“Our goal is to raise awareness for all persons with disabilities, really getting kids and just getting more people involved in wheelchair sports and just to kind of get the awareness out there for the able-bodied community about wheelchair sports and how they develop,” Chalmers said.
Spreading the Movement
Unlike most other Paralympic wheelchair racers, who are already training for the 2013 International Paralympic Committee Athletics World Championships in Lyon, France next year, Chalmers is now in the Cayman Islands for what can be deemed his “test event.”
He is still aiming to compete at the 2015 IPC Athletics World Championships and Rio 2016 Paralympic Games, but for now is focusing his efforts on raising awareness for his push by speaking about disability sport in school classrooms throughout the Americas.

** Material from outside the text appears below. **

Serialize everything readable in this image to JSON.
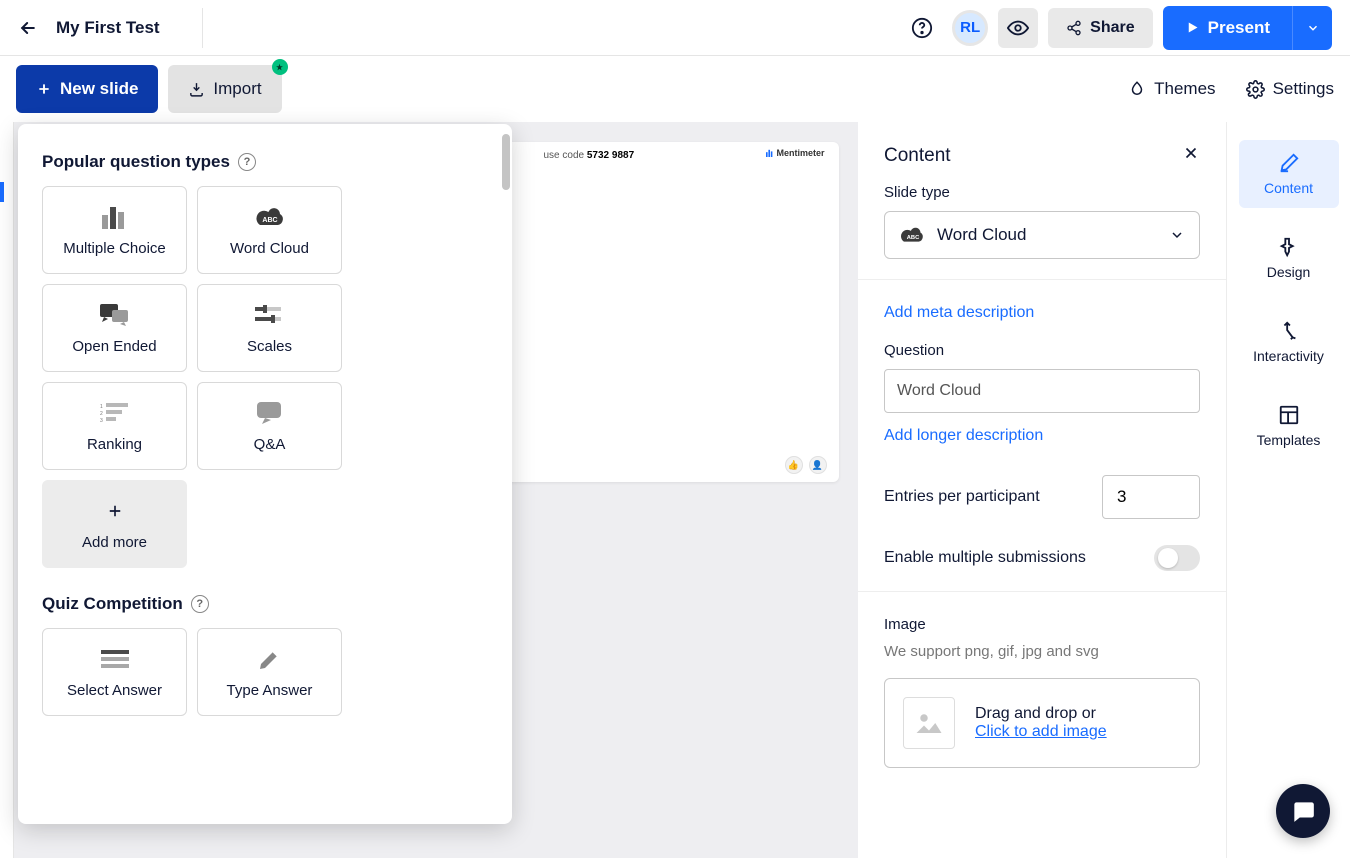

“They don’t really know much about it because they just haven’t seen it before,” Chalmers said. “Almost every kid’s hand goes up with all these sorts of questions that they have just because they haven’t seen it before.”
Chalmers will cover a 55-mile, one-day route in his “Push Across Cayman,” on Nov. 24 as a warm-up and way to gain attention for his main event.
While he did compete in the Paralympic marathon, he will have to adjust to pushing his racing chair for hours upon hours for nearly two months. He can no longer call himself a sprint specialist.
“It’s going to be a total transition for me,” Chalmers said, who also has November’s New York Marathon scheduled into his training calendar.
“I’m going to be averaging about 11-12 miles an hour during my ‘Push Across America.’
“It’s just going to be a totally different sort of training than I normally do, because normally it’s just you’re sprinting or you’re going pretty hard.”
“It’s going to be time spent in the chair that’s going to be the most crucial, because being in that chair for that amount of time is really going to – if I’m not used to it – hurt my back, hurt my legs. It’s kind of the position that I have to get used to for five hours a day, six hours a day.”
Chalmers will have a core team of six others with him on the route, including Muller, an athletic trainer, a medical doctor, a videographer and two drivers who can also attend to financial and logistical matters.
“Every single person I’ve talked to has been supportive,” Chalmers said.
“I’ve committed to it, and I will do everything in my power to be able to finish it.
“Yes, I will finish.”
In fact, there is no other option for Chalmers.
Wheelchair racing is his life right now.
“I love what I do. I love to get in my racing chair and push,” Chalmers said.
“I’m going to enjoy every minute of it.”
Story courtesy of the International Paralympic Committee.